  My warmest thanks to the cast, who are all named in the footnotes, to Simon Brett, who has helped me to be accurate about the early days, to Paddy Kingsland for great help and moral support at the time and some memory-jogging lunches that helped me with the footnotes, to Alick Hale-Munro for his fantastic hard work on the shows and his magnificent door clunks, to Paul Hawdon, Lisa Braun and Cohn Duff, who helped him, to Dick Mills and Harry Parker at the Radiophonic Workshop, to my then head of department, David Hatch, who helped me make the impossible deadline of the second series, to Richard Wade, who kept repeating the show on Radio 4 at all hours of the day and night, to my ex-secretary Anne Ling, who was superbly unflappable at the time, who typed the script whenever she was given a chance and who has been of great assistance in getting various bits and pieces together for this book, and finally to Douglas for giving me such a tremendous opportunity as a producer. May we share many more large meals.

  Geoffrey Perkins

  July 1985

  Introduction to the 25th Anniversary Edition
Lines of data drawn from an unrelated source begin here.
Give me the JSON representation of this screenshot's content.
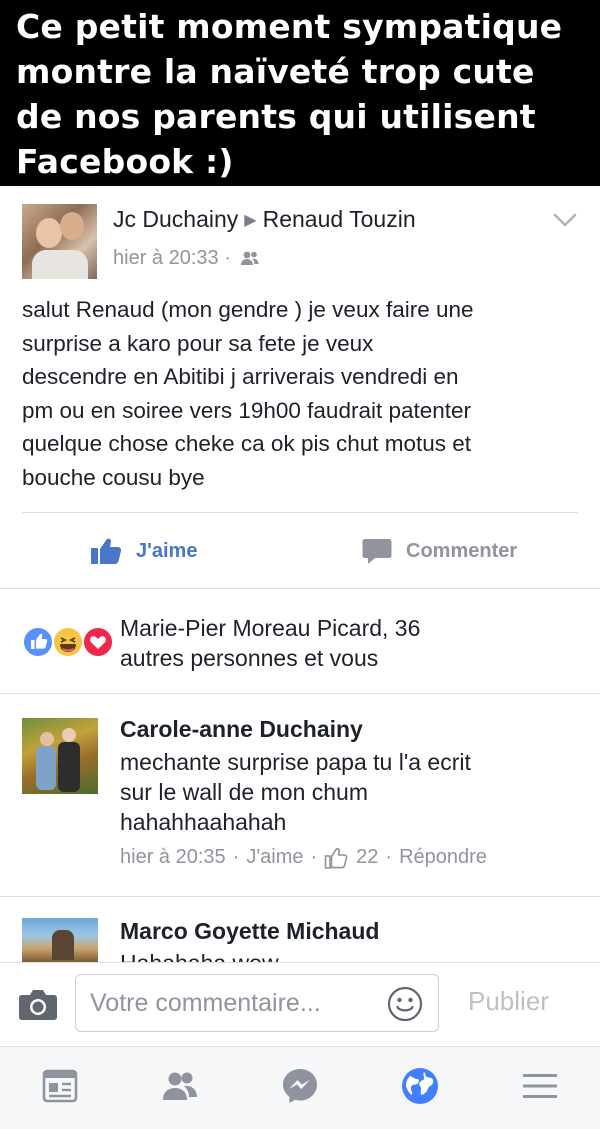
{
  "banner": {
    "text": "Ce petit moment sympatique\nmontre la naïveté trop cute\nde nos parents qui utilisent\nFacebook :)"
  },
  "post": {
    "author": "Jc Duchainy",
    "recipient": "Renaud Touzin",
    "timestamp": "hier à 20:33 ·",
    "audience_icon": "friends-icon",
    "body": "salut Renaud (mon gendre ) je veux faire une\nsurprise a karo pour sa fete je veux\ndescendre en Abitibi j arriverais vendredi en\npm ou en soiree vers 19h00 faudrait patenter\nquelque chose cheke ca ok pis chut  motus et\nbouche cousu bye",
    "actions": {
      "like_label": "J'aime",
      "comment_label": "Commenter"
    },
    "reactions": {
      "icons": [
        "like-reaction-icon",
        "haha-reaction-icon",
        "love-reaction-icon"
      ],
      "summary": "Marie-Pier Moreau Picard, 36\nautres personnes et vous"
    }
  },
  "comments": [
    {
      "author": "Carole-anne Duchainy",
      "text": "mechante surprise papa tu l'a ecrit\nsur le wall de mon chum\nhahahhaahahah",
      "time": "hier à 20:35",
      "like_label": "J'aime",
      "like_count": "22",
      "reply_label": "Répondre"
    },
    {
      "author": "Marco Goyette Michaud",
      "text": "Hahahaha wow"
    }
  ],
  "composer": {
    "placeholder": "Votre commentaire...",
    "publish_label": "Publier"
  },
  "tabbar": {
    "items": [
      "news-feed-icon",
      "friends-tab-icon",
      "messenger-icon",
      "notifications-globe-icon",
      "menu-icon"
    ],
    "active": "notifications-globe-icon"
  },
  "colors": {
    "facebook_blue": "#4a76c9",
    "active_tab": "#4080ff",
    "muted_text": "#90949c",
    "like_reaction": "#5890ff",
    "haha_reaction": "#f7c543",
    "love_reaction": "#f0284a"
  }
}
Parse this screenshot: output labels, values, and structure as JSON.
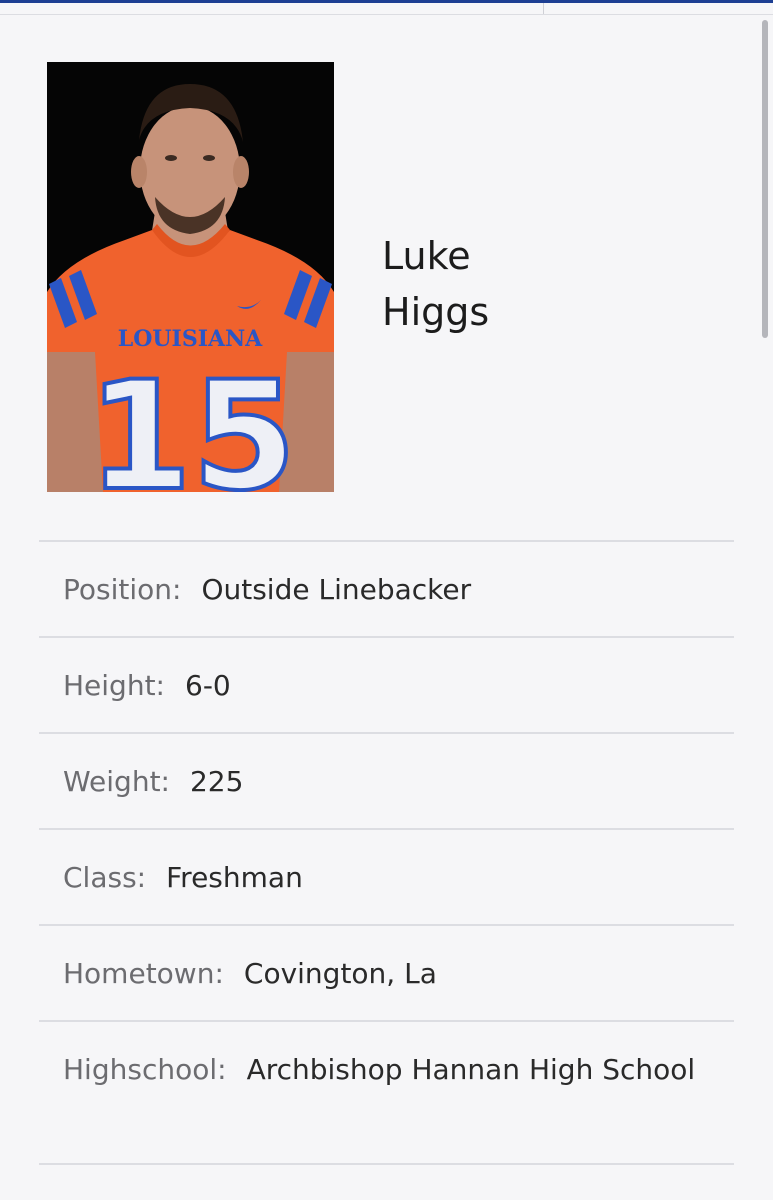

  Having just re-read my first introduction I was reminded that we did indeed share and enjoy many more large meals but it was poignant to read this introduction again with its constant referrals to Douglas as if he is still with us.

  The morning that John Lennon was shot I remember being woken up by Douglas, who just wanted to talk about his shock. In a terrible echo, on 11 May 2001 I was woken up to be told of Douglas’s own sudden death and, in turn, I phoned several other people wanting to talk about the shock and to share memories of him.




  Often enthusiastic and clumsy at the same time. Things that weren’t nailed down were in trouble once Douglas got going.

  Tactless. I got quite a few calls over the years about exciting-sounding projects only to find out that he was actually phoning me to see if I had the number of someone else who he would rather like to do it; or that a project which sounded fantastic and involved travelling round the world for six months would actually involve me being in London for six months editing random bits of tape that he would send back from exotic places.

  Impractical. The Footlights show where I first came across him was pure Douglas. Inspired ideas
crashed up against impossible staging. I remember an endless blackout while a huge pillar was manhandled on stage with an actor sitting on top of it. Some twenty years later I was in Douglas’s flat with Jimmy Mulville (curiously the same person who had been heckling Douglas as he went through the chair at that Footlights after-show party). We had come to talk to Douglas about working with us at Hat-Trick and for about an hour Douglas, with all the huge enthusiasm he could muster (which was quite a bit), talked about some of his ideas. The main one seemed to involve sending him round the world (there’s obviously a theme here) to deliver a lecture. This would be exactly the same lecture in each place, but the big thing was apparently going to be that people would then be able to access any part of this from a whole range of different lecture halls. When Douglas finally paused to take breath and left the room for a second I turned to Jimmy and said, ‘Any idea what Douglas has been talking about for the last hour?’ and Jimmy replied, ‘No. Absolutely none.’

  Generous. He could be enormously kind. At a moment some years ago of personal tragedy he was the person who dropped everything to be with us and was hugely generous in ways which we only found out about quite a bit later.

  Brilliant. Like Marvin, he had a brain the size of a planet. And he had a breadth of interests that I hadn’t fully appreciated until someone at his memorial service berated me for a fixation with Hitchhiker’s as Douglas’ one big thing, pointing out that his knowledge and enthusiasm for both conservation and computers had had a massive impact on saving wildlife in Africa.

  It’s hard to remember now that the radio series of Hitchhiker’s was almost Douglas’ last attempt to make it as a comedy writer. He had been struggling to get anything on a variety of topical shows like the long- running Radio 4 series Week Ending. But the other side of someone who was a bit of a flop as a topical one-line-joke writer turned out to be someone who was just about the best ever writer of sustained, inventive surreal comic narrative.